§ **Study material**:

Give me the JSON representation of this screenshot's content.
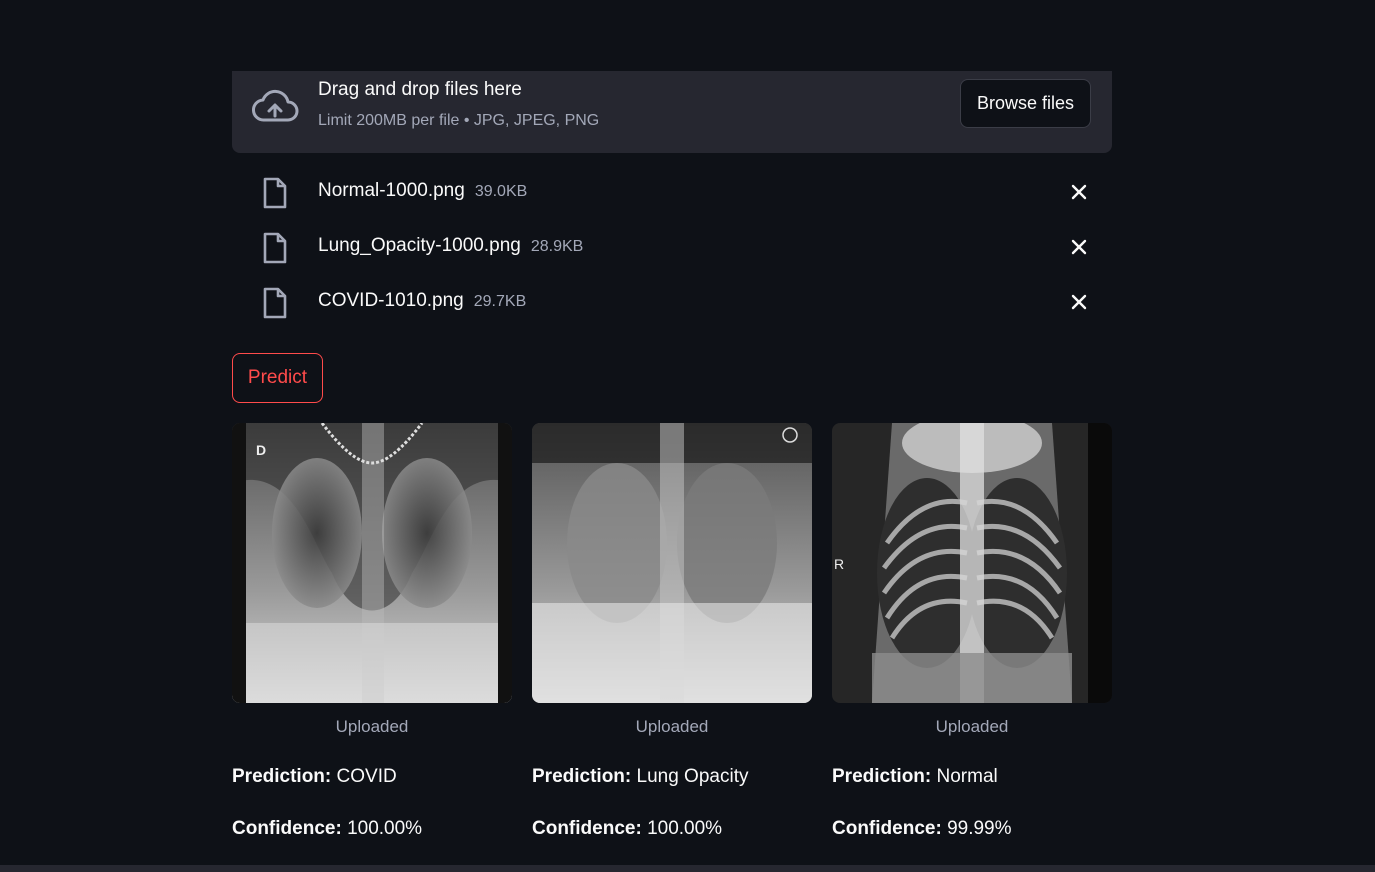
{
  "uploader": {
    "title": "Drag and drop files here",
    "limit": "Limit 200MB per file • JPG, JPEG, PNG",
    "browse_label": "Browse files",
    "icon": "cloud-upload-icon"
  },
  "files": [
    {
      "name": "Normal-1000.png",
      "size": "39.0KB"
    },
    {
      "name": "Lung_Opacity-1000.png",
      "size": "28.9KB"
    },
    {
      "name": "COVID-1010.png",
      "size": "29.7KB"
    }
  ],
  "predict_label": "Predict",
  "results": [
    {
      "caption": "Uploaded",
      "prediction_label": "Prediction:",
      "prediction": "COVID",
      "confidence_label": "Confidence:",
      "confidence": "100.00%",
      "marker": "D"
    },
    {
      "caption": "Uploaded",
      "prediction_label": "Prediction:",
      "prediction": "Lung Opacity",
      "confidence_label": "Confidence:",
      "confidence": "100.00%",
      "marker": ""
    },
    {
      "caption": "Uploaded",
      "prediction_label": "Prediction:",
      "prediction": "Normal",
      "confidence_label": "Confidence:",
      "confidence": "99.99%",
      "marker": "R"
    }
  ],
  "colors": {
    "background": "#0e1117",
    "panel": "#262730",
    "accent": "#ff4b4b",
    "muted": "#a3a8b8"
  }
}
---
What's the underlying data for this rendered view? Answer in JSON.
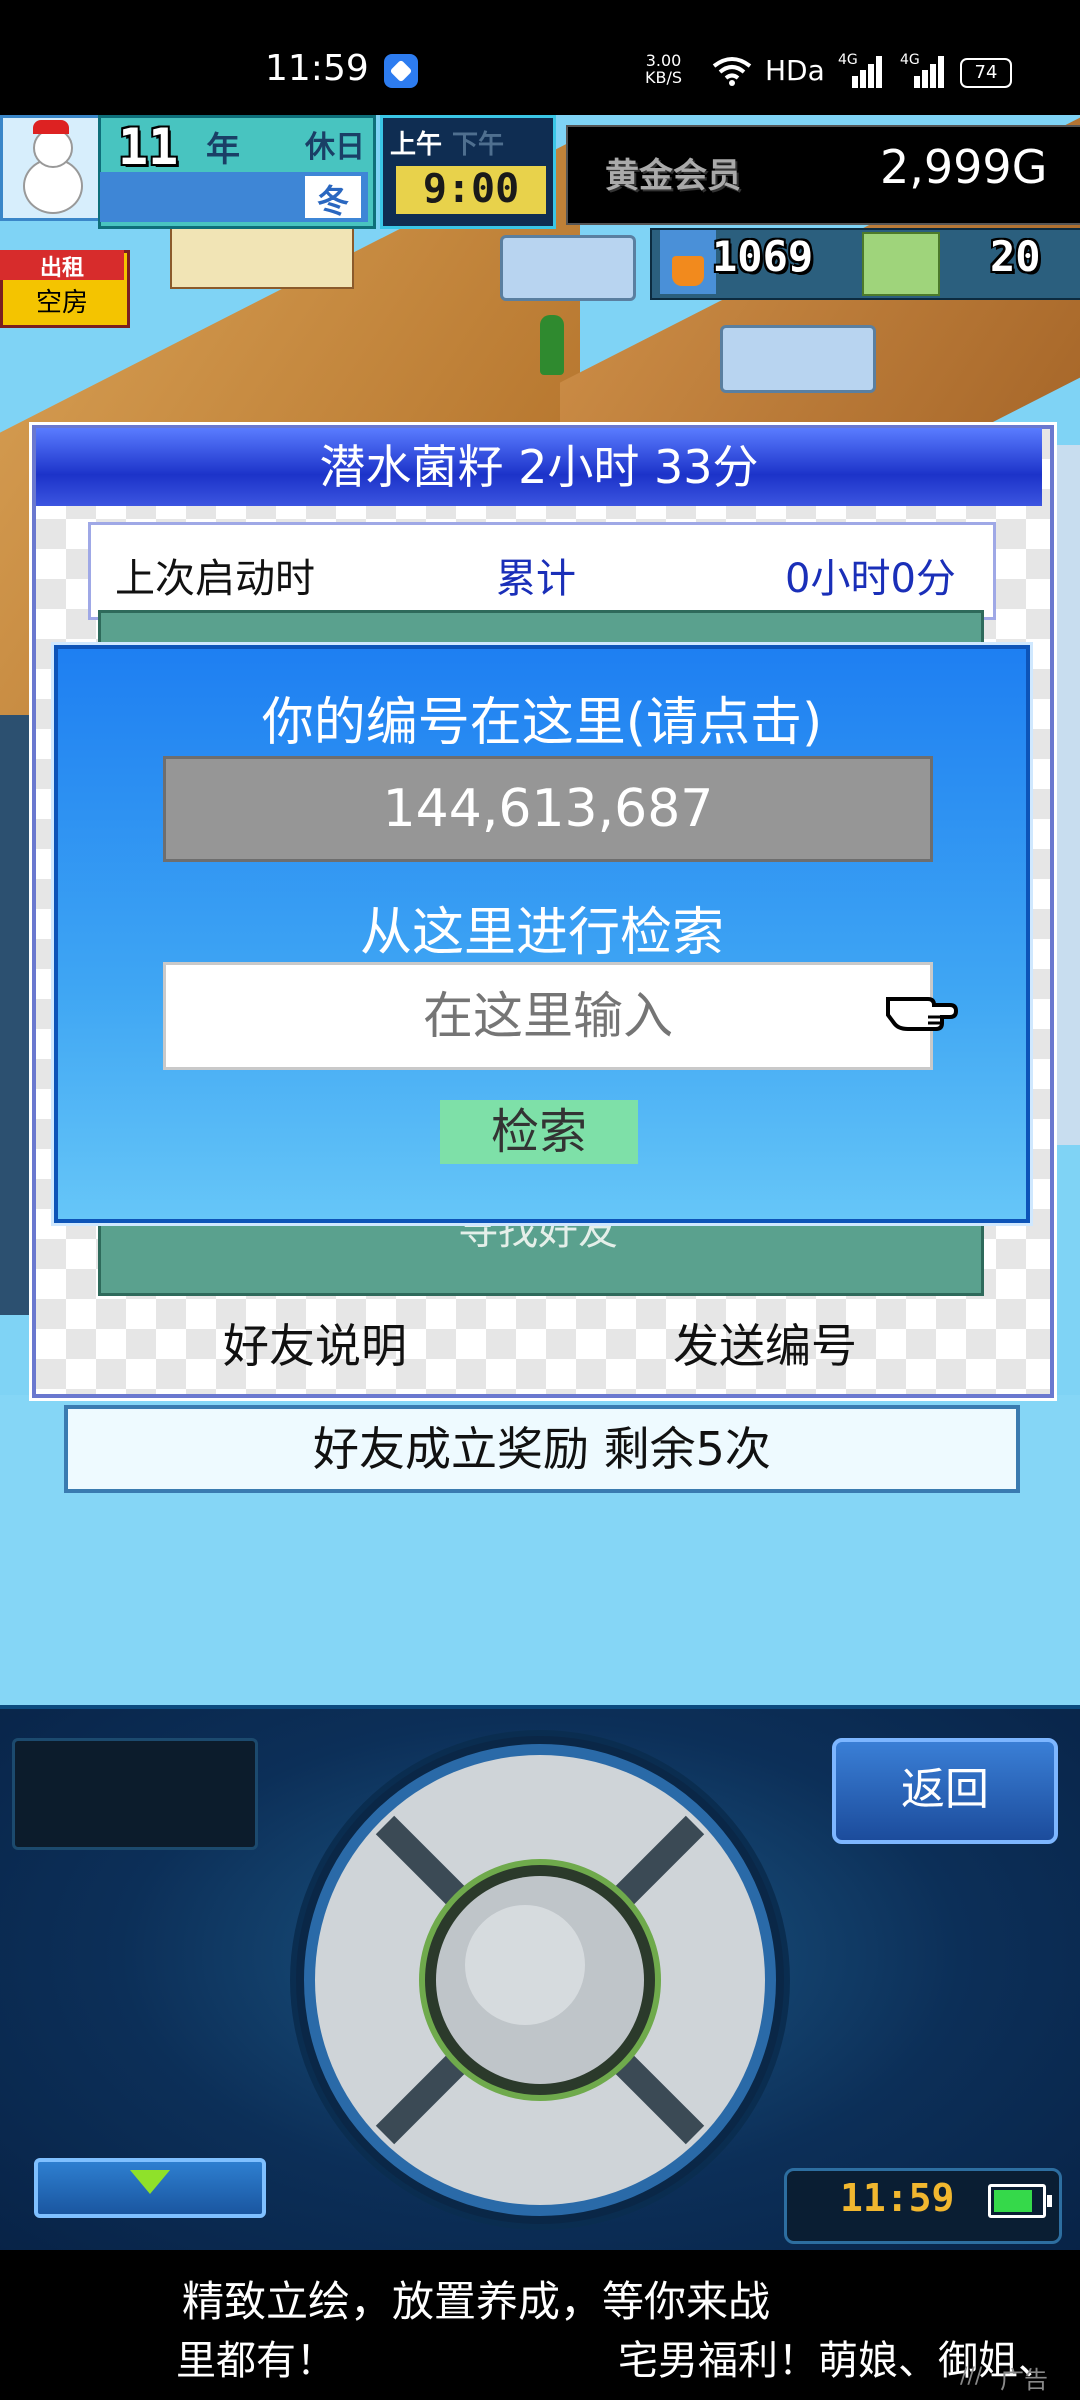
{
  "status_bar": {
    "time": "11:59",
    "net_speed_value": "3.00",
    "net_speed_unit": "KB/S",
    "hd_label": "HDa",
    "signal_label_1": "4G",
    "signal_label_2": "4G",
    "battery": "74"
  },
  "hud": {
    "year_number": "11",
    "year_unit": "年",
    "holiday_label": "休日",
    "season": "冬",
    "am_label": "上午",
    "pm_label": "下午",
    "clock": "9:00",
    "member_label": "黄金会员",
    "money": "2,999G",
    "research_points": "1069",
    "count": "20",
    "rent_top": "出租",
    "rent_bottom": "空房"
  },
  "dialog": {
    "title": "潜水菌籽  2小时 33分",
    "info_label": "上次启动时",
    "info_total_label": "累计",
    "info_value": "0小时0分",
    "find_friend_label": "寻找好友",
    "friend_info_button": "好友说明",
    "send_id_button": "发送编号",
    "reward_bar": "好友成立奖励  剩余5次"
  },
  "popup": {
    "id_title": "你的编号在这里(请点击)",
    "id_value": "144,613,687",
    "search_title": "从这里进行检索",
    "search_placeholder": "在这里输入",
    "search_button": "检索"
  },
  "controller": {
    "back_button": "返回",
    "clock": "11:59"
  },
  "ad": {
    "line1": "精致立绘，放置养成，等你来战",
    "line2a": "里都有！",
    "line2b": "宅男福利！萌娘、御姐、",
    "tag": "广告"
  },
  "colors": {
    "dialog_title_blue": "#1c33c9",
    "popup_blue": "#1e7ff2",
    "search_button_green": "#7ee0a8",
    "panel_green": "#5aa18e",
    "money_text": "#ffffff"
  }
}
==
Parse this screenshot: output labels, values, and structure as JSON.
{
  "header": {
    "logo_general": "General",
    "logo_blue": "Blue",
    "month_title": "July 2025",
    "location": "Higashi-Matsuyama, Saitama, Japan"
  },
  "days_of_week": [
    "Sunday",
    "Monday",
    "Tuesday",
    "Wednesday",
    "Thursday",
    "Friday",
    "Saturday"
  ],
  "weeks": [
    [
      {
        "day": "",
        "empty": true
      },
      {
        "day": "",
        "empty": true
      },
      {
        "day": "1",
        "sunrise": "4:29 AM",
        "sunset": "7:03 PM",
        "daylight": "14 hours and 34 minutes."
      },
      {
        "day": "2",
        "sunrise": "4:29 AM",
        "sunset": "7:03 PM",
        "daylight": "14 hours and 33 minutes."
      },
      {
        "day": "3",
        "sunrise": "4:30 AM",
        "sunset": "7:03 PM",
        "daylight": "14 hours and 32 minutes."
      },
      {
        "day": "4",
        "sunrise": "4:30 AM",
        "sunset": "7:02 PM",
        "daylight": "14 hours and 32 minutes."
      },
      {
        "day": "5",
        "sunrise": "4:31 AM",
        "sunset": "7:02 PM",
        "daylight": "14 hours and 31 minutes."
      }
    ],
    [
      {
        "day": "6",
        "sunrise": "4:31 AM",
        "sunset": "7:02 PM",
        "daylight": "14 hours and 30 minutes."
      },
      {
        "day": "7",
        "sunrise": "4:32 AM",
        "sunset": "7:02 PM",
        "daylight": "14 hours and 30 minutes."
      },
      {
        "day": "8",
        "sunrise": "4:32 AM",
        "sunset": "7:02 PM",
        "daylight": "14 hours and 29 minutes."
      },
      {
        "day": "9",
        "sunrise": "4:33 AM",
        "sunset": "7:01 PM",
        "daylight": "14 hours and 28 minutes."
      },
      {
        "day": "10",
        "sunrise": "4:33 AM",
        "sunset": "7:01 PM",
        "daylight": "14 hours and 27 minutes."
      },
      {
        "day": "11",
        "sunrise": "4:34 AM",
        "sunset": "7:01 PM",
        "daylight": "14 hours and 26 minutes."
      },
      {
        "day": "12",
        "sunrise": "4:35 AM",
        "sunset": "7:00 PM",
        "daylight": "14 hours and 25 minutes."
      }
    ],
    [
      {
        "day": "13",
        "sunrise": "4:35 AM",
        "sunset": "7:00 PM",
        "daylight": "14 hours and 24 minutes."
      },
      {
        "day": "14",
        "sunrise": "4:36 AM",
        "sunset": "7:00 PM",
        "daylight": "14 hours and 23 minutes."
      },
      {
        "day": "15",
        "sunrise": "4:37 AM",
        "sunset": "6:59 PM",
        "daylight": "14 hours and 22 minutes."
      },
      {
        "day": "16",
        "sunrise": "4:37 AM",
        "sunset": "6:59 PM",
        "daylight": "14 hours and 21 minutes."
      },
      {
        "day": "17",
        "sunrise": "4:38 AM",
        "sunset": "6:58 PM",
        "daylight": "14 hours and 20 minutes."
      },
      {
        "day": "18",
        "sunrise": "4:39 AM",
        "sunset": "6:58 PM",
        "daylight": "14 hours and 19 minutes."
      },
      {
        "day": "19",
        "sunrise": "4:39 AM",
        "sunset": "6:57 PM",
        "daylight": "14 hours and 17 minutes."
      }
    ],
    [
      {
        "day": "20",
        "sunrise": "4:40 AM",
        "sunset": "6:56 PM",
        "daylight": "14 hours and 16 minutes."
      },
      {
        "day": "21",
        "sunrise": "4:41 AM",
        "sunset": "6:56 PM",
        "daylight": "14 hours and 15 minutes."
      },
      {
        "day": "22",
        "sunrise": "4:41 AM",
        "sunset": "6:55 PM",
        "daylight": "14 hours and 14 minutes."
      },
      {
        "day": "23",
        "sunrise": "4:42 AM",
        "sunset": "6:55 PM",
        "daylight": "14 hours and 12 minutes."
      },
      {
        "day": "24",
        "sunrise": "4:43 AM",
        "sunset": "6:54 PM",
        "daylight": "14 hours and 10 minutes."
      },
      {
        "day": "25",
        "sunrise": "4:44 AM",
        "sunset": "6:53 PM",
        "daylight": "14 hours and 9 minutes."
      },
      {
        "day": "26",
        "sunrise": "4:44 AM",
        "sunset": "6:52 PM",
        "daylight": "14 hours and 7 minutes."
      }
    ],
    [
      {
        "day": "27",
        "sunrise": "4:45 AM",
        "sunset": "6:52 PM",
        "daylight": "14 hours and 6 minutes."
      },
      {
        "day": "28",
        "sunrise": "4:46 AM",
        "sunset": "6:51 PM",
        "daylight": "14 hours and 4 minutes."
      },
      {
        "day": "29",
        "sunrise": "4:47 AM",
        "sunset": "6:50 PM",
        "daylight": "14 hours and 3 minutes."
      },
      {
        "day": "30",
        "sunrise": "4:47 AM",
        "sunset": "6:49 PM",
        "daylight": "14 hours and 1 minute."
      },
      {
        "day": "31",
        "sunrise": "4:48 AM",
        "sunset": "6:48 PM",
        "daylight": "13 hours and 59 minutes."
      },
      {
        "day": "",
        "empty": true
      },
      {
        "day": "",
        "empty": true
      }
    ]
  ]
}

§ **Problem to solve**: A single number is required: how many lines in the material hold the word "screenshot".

§ **Task solution**: 2